* _YOUR INSTRUCTIONS_: Work out how many lines of the listing below mention the word "Names", and give only that figure.

Segment Start: DATA TO EXAMINE

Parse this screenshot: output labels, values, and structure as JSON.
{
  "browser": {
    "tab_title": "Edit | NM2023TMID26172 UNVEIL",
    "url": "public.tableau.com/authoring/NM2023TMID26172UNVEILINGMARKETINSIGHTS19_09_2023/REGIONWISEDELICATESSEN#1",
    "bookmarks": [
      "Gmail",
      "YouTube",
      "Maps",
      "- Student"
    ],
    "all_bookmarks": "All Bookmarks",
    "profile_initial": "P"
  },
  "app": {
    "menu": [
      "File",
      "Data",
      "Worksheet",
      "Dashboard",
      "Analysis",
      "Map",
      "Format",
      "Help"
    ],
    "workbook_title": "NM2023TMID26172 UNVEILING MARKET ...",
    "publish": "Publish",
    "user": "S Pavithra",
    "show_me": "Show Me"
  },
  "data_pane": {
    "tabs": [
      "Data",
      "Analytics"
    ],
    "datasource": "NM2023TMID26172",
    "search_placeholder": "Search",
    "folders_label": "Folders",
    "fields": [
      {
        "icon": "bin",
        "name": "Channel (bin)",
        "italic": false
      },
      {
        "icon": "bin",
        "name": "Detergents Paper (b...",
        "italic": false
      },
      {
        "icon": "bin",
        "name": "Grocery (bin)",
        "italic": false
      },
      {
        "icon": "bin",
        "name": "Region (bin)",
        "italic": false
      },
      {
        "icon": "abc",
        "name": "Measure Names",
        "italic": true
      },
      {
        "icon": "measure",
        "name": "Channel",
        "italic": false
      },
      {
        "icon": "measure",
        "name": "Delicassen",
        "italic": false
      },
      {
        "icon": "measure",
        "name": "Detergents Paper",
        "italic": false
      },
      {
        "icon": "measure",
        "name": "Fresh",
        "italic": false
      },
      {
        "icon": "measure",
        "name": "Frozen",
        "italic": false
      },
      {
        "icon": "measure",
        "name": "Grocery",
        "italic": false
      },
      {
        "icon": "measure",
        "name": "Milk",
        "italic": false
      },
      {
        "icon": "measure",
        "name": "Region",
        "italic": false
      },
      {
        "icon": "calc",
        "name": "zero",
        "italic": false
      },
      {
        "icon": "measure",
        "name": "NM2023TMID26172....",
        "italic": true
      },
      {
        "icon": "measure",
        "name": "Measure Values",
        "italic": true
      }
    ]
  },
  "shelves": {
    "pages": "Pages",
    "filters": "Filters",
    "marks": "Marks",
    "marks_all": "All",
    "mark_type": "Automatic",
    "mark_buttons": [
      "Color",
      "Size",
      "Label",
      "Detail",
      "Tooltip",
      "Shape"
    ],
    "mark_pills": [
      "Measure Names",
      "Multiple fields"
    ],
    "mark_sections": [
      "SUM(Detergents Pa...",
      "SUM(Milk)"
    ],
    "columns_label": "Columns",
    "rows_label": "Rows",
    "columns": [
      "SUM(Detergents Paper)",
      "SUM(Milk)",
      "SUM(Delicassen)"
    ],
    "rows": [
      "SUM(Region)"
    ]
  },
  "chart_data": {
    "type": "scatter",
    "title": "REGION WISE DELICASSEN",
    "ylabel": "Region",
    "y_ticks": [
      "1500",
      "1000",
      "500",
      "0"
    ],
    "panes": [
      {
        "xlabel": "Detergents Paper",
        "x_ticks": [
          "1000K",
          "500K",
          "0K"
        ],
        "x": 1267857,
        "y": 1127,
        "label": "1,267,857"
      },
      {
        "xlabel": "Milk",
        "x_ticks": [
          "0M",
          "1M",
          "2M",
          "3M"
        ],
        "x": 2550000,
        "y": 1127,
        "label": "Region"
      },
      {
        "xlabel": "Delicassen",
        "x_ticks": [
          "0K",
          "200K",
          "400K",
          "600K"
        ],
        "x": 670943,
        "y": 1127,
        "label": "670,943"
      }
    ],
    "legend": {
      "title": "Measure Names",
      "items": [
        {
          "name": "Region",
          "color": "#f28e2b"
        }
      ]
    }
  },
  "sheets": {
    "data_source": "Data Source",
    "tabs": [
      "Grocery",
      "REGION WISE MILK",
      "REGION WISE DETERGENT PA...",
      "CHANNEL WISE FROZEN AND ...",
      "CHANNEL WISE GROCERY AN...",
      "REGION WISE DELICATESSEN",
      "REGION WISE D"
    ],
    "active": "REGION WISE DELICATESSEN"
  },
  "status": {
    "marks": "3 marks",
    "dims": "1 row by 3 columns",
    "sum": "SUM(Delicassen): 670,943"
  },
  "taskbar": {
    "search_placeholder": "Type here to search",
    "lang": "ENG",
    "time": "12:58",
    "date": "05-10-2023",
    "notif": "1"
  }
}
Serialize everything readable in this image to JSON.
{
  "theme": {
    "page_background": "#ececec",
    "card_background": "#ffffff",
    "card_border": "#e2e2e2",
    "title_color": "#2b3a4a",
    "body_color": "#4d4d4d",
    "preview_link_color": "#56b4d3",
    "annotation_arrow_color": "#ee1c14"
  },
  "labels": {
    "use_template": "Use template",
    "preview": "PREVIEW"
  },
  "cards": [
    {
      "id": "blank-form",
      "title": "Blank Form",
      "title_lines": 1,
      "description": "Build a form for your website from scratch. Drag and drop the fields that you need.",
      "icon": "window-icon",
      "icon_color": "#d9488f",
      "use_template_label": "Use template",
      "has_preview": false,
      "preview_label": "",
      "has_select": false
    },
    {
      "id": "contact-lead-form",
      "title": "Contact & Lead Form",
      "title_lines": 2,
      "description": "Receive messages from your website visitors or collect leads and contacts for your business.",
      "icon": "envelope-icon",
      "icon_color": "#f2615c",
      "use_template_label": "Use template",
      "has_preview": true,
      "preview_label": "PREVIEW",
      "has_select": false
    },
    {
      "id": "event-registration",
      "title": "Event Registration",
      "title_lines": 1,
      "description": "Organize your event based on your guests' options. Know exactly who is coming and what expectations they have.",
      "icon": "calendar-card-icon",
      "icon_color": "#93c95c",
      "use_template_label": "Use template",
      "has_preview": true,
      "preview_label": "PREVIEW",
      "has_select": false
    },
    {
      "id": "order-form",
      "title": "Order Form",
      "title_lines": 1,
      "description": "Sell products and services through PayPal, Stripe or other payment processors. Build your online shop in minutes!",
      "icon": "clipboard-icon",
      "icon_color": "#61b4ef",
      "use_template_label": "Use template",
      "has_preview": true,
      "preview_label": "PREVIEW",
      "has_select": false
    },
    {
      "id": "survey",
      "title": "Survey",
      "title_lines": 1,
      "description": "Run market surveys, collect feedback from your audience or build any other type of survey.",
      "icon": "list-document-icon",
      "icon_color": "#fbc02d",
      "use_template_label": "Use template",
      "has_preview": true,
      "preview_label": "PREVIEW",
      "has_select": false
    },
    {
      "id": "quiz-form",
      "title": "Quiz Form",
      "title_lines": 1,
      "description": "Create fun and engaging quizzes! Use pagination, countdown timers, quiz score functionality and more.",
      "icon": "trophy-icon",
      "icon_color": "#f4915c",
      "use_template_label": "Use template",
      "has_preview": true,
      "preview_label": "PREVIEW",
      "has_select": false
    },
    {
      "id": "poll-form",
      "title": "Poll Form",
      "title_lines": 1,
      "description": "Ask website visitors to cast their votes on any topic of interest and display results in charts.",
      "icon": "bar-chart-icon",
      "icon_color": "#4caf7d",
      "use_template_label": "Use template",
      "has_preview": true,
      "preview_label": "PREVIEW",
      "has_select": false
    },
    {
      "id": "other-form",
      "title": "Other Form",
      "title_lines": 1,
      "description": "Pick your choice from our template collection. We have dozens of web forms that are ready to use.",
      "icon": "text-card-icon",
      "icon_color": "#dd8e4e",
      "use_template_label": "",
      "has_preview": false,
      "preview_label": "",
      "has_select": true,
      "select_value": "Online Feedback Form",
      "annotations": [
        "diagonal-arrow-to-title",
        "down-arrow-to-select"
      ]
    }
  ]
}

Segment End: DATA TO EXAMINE

* _RESPONSE TO THE TASK_: 3